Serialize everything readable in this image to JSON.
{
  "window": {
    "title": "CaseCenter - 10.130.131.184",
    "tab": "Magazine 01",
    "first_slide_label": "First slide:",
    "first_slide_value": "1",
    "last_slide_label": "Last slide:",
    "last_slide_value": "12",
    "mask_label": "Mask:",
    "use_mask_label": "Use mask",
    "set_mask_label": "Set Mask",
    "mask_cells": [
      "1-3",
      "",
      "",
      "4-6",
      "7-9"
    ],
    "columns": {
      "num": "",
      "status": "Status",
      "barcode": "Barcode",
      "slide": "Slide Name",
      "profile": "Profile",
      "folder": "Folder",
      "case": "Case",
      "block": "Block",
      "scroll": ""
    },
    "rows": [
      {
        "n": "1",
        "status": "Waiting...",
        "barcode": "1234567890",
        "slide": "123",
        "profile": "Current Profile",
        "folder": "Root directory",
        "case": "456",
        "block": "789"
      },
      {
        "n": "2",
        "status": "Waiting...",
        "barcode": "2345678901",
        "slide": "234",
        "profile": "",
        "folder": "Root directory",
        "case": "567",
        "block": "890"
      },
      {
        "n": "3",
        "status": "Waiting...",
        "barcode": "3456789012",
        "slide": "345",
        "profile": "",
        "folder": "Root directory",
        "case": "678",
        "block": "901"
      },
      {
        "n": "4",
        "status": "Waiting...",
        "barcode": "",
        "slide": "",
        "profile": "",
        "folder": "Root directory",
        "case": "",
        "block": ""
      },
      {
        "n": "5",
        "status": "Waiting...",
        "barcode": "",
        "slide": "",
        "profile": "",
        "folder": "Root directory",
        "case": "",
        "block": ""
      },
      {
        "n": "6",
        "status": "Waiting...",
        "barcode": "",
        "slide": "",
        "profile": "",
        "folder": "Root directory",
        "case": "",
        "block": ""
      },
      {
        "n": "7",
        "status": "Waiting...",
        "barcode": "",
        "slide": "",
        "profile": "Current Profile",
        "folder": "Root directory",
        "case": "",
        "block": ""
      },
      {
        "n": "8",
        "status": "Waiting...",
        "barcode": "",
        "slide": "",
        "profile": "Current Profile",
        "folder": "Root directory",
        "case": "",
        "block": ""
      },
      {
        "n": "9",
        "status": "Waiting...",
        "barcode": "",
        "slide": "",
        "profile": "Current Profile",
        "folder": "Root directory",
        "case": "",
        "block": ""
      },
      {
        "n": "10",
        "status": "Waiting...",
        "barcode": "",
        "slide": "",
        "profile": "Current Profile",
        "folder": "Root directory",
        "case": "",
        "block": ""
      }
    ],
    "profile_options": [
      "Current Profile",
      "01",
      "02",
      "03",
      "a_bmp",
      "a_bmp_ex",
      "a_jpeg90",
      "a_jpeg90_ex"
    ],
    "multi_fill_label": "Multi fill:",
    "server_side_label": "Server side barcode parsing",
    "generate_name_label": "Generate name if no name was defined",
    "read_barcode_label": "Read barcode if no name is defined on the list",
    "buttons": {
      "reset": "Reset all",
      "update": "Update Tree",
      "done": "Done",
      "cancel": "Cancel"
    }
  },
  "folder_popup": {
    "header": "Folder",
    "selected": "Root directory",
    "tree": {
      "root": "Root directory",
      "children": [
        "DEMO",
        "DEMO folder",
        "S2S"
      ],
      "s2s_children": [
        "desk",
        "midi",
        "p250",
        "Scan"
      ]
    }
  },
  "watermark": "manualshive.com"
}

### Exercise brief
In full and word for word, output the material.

### Solution for this problem
Serialize everything readable in this image to JSON.
{
  "window": {
    "title": "CaseCenter - 10.130.131.184",
    "tab": "Magazine 01",
    "first_slide_label": "First slide:",
    "first_slide_value": "1",
    "last_slide_label": "Last slide:",
    "last_slide_value": "12",
    "mask_label": "Mask:",
    "use_mask_label": "Use mask",
    "set_mask_label": "Set Mask",
    "mask_cells": [
      "1-3",
      "",
      "",
      "4-6",
      "7-9"
    ],
    "columns": {
      "num": "",
      "status": "Status",
      "barcode": "Barcode",
      "slide": "Slide Name",
      "profile": "Profile",
      "folder": "Folder",
      "case": "Case",
      "block": "Block",
      "scroll": ""
    },
    "rows": [
      {
        "n": "1",
        "status": "Waiting...",
        "barcode": "1234567890",
        "slide": "123",
        "profile": "Current Profile",
        "folder": "Root directory",
        "case": "456",
        "block": "789"
      },
      {
        "n": "2",
        "status": "Waiting...",
        "barcode": "2345678901",
        "slide": "234",
        "profile": "",
        "folder": "Root directory",
        "case": "567",
        "block": "890"
      },
      {
        "n": "3",
        "status": "Waiting...",
        "barcode": "3456789012",
        "slide": "345",
        "profile": "",
        "folder": "Root directory",
        "case": "678",
        "block": "901"
      },
      {
        "n": "4",
        "status": "Waiting...",
        "barcode": "",
        "slide": "",
        "profile": "",
        "folder": "Root directory",
        "case": "",
        "block": ""
      },
      {
        "n": "5",
        "status": "Waiting...",
        "barcode": "",
        "slide": "",
        "profile": "",
        "folder": "Root directory",
        "case": "",
        "block": ""
      },
      {
        "n": "6",
        "status": "Waiting...",
        "barcode": "",
        "slide": "",
        "profile": "",
        "folder": "Root directory",
        "case": "",
        "block": ""
      },
      {
        "n": "7",
        "status": "Waiting...",
        "barcode": "",
        "slide": "",
        "profile": "Current Profile",
        "folder": "Root directory",
        "case": "",
        "block": ""
      },
      {
        "n": "8",
        "status": "Waiting...",
        "barcode": "",
        "slide": "",
        "profile": "Current Profile",
        "folder": "Root directory",
        "case": "",
        "block": ""
      },
      {
        "n": "9",
        "status": "Waiting...",
        "barcode": "",
        "slide": "",
        "profile": "Current Profile",
        "folder": "Root directory",
        "case": "",
        "block": ""
      },
      {
        "n": "10",
        "status": "Waiting...",
        "barcode": "",
        "slide": "",
        "profile": "Current Profile",
        "folder": "Root directory",
        "case": "",
        "block": ""
      }
    ],
    "profile_options": [
      "Current Profile",
      "01",
      "02",
      "03",
      "a_bmp",
      "a_bmp_ex",
      "a_jpeg90",
      "a_jpeg90_ex"
    ],
    "multi_fill_label": "Multi fill:",
    "server_side_label": "Server side barcode parsing",
    "generate_name_label": "Generate name if no name was defined",
    "read_barcode_label": "Read barcode if no name is defined on the list",
    "buttons": {
      "reset": "Reset all",
      "update": "Update Tree",
      "done": "Done",
      "cancel": "Cancel"
    }
  },
  "folder_popup": {
    "header": "Folder",
    "selected": "Root directory",
    "tree": {
      "root": "Root directory",
      "children": [
        "DEMO",
        "DEMO folder",
        "S2S"
      ],
      "s2s_children": [
        "desk",
        "midi",
        "p250",
        "Scan"
      ]
    }
  },
  "watermark": "manualshive.com"
}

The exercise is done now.